The wisdom of Schultz's latter comment should be evident, but surprisingly, most leaders tend to struggle with it. In my company's recent research of over 20,000 leaders for the Welder Leader Program, the top characteristic managers struggle with is being vulnerable and asking for feedback from their team.
If as a leader of people you can break through what's keeping you from baring your truths, it will pay off. There are three clear benefits for any leader who is more vulnerable with their team and consistently asks for feedback:
At the core of leadership and life are relationships. In the first couple weeks of my first leadership role, I focused so much on vision, strategy, and execution--and I was met by my team with apathy.
I learned quickly that I had missed an important step. Developing strong and healthy relationships with each member of my team. Remember, people buy into the leader well before anything else.
When I finally admitted to my team after a couple weeks that I didn't know everything and I needed their help and ideas, much stronger relationships began to take shape.
Increase in self-awareness
Bill Hybels, a famous pastor who writes and speaks about leadership, said at the 2015 Global Leadership Conference, "Many leadership problems are driven by low self-awareness."
Hybels gets it right. It wasn't until I opened myself up to feedback from my team about how I was doing as a leader that I realized many of the issues going on in our team was due to my own shortcomings.
This increase in self-awareness allows me to go to another level and operate outside myself. It will do the same for you.
More engaged team
The statistics about employee engagement continue to be staggering. The latest research by Gallup shows 70 percent of all employees aren't engaged in the work they do.
The main cause for this is poor front line management and leadership as a whole. By being a more vulnerable leader and asking for feedback from team members, the engagement level of the team will begin to rise.

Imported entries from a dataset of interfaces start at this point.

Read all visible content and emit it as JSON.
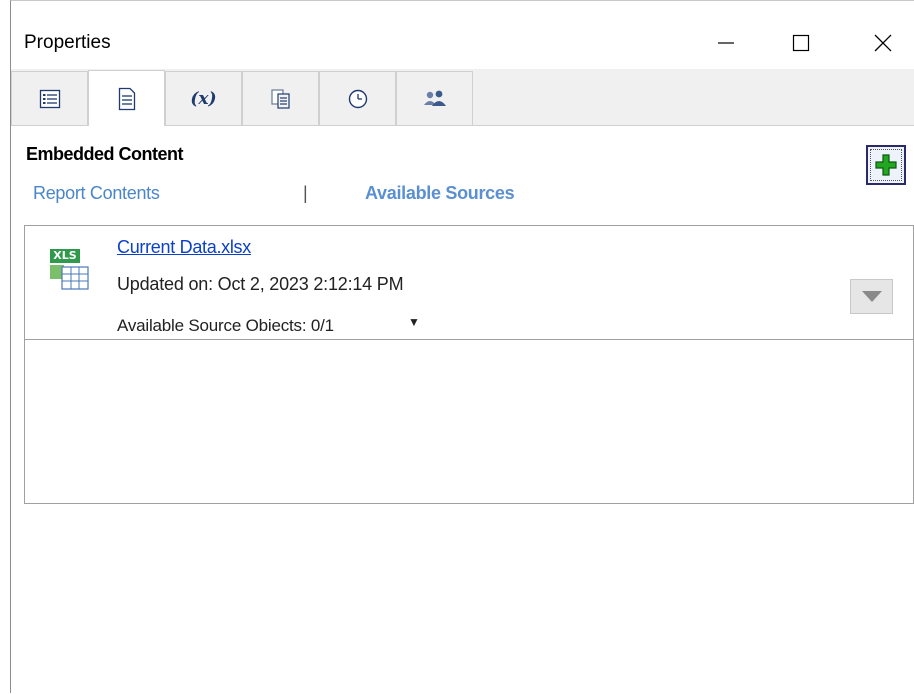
{
  "window": {
    "title": "Properties",
    "minimize_icon": "minimize-icon",
    "maximize_icon": "maximize-icon",
    "close_icon": "close-icon"
  },
  "tabs": [
    {
      "id": "list",
      "icon": "list-icon",
      "label": ""
    },
    {
      "id": "document",
      "icon": "document-icon",
      "label": "",
      "active": true
    },
    {
      "id": "variables",
      "icon": "function-icon",
      "label": "(x)"
    },
    {
      "id": "pages",
      "icon": "pages-icon",
      "label": ""
    },
    {
      "id": "schedule",
      "icon": "clock-icon",
      "label": ""
    },
    {
      "id": "users",
      "icon": "users-icon",
      "label": ""
    }
  ],
  "section": {
    "title": "Embedded Content",
    "report_contents_label": "Report Contents",
    "separator": "|",
    "available_sources_label": "Available Sources",
    "add_button_icon": "plus-icon"
  },
  "source": {
    "icon_tag": "XLS",
    "file_name": "Current Data.xlsx",
    "updated": "Updated on: Oct 2, 2023 2:12:14 PM",
    "available_objects": "Available Source Obiects:  0/1",
    "caret": "▼"
  },
  "colors": {
    "link": "#0b40c8",
    "sub_link": "#4a86c8",
    "xls_green": "#2f9a4c",
    "add_green": "#23a723"
  }
}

While Schultz stepped away from his president and CEO role at Starbucks in 2017, he continues to teach us all lessons to help us on our journey.